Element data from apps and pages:
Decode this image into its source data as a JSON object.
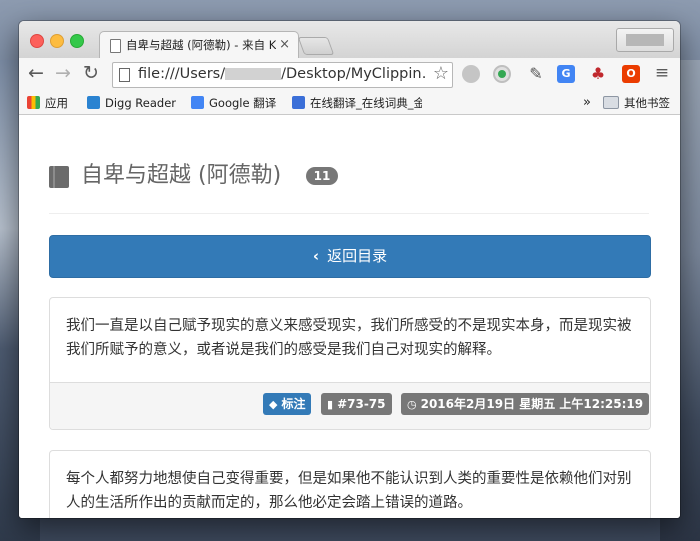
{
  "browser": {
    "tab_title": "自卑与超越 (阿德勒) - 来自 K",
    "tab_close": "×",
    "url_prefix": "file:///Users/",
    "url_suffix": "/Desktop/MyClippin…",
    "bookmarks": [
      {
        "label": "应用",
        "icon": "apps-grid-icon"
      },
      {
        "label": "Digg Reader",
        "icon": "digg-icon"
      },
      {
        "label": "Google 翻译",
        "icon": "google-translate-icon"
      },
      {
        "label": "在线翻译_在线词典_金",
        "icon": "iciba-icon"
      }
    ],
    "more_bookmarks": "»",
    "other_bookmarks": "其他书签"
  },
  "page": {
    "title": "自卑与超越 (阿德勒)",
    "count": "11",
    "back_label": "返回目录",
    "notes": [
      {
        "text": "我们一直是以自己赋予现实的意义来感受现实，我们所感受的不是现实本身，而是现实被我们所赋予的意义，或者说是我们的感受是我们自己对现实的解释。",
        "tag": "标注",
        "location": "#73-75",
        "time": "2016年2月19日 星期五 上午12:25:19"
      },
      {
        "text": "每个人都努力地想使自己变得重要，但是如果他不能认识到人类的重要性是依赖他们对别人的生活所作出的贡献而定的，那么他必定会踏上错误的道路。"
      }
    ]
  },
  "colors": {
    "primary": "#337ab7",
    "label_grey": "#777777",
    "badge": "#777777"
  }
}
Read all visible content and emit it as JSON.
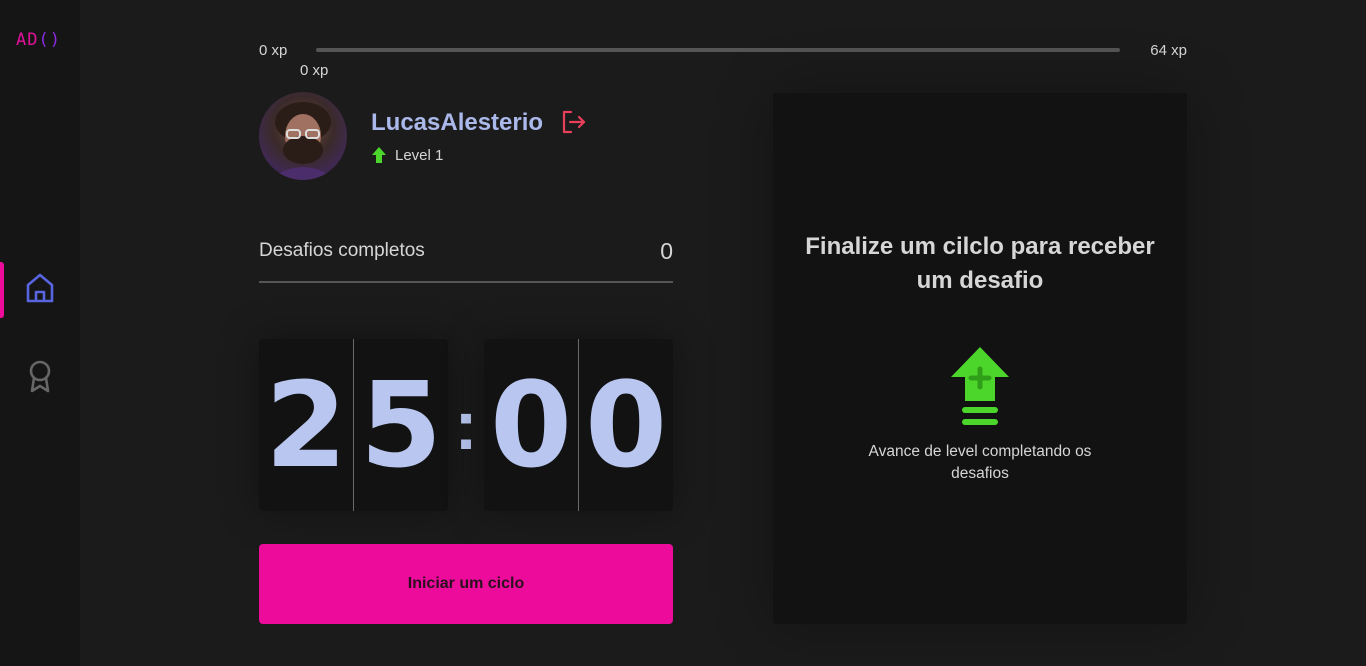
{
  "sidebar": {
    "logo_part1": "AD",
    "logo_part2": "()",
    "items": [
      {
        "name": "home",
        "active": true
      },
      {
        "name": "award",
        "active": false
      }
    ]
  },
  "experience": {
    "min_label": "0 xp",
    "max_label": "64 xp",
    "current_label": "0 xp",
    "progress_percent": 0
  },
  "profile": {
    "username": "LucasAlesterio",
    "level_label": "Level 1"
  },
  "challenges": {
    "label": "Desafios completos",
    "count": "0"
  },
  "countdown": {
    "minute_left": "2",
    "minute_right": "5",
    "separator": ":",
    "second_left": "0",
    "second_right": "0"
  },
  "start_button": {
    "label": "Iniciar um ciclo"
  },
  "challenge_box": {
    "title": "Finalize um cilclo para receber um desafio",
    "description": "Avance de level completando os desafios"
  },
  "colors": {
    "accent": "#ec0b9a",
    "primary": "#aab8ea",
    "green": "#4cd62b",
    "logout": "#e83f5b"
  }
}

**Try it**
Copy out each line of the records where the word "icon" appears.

**Written answer**
        "icon": "apps-grid-icon"
        "icon": "digg-icon"
        "icon": "google-translate-icon"
        "icon": "iciba-icon"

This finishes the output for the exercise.